◆ Try it
Report how many lines in the following entries contain "this". Nothing else should be given.

◆ Source material
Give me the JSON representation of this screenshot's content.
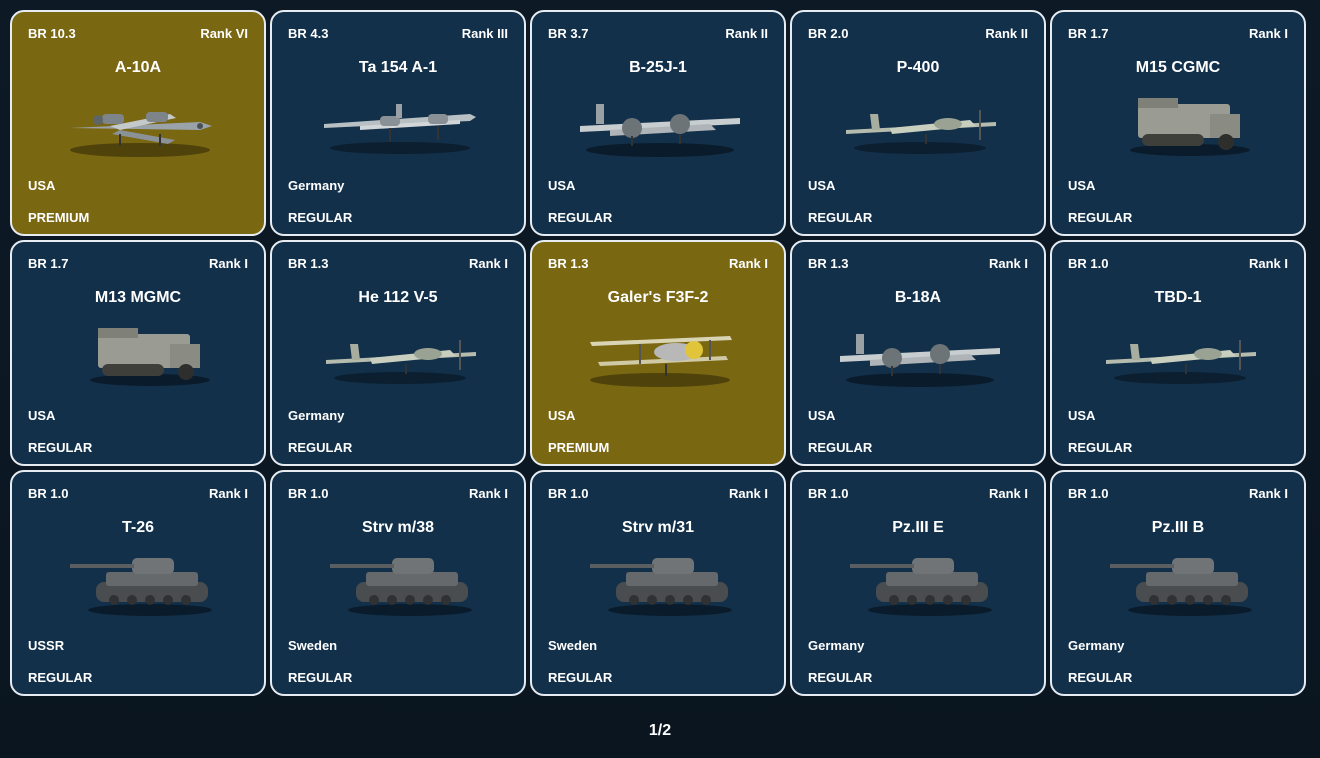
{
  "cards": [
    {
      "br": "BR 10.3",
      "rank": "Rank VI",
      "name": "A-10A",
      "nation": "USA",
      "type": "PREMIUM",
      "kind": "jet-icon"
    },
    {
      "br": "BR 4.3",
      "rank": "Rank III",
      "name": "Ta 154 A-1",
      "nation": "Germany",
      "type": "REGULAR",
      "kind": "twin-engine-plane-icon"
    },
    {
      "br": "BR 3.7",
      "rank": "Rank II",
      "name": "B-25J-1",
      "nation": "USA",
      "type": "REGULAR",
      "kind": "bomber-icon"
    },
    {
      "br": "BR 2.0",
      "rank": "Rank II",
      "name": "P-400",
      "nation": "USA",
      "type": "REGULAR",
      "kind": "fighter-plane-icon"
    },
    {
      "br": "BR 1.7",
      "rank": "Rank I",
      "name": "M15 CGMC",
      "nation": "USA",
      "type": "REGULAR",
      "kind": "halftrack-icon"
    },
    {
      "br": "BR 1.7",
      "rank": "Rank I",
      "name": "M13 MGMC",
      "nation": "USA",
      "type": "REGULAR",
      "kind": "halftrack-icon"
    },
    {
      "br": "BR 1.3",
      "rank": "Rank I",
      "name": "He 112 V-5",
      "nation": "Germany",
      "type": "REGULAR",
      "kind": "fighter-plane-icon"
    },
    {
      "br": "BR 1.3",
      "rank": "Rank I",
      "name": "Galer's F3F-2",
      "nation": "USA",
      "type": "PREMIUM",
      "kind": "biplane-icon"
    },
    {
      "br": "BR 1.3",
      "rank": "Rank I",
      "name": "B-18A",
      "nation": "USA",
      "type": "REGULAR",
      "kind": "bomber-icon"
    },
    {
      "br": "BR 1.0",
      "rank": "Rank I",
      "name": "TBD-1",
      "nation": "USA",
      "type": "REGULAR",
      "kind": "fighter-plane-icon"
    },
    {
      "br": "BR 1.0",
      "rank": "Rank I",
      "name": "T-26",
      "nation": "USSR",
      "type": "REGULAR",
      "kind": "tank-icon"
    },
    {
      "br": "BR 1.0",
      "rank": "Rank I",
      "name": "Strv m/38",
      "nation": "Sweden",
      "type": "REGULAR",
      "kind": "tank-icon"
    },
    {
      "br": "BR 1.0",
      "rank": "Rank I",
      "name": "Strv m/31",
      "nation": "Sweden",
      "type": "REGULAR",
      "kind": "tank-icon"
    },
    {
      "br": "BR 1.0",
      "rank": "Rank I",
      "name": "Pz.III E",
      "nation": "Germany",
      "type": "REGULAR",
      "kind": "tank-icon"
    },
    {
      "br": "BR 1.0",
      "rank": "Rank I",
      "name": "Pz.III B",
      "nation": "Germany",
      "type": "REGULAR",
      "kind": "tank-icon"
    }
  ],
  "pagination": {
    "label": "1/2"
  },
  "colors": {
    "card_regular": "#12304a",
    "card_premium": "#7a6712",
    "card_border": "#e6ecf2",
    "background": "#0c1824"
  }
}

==

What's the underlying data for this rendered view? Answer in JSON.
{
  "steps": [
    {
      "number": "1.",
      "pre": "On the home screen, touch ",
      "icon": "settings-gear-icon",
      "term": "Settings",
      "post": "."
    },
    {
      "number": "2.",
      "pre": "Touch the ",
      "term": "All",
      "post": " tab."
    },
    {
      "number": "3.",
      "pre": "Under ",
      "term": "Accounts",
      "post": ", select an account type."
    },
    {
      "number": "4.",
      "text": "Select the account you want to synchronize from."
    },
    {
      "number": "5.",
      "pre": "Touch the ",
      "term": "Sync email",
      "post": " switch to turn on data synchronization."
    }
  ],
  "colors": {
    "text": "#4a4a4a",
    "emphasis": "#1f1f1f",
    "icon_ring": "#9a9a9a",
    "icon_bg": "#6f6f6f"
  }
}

◆ Problem solution
2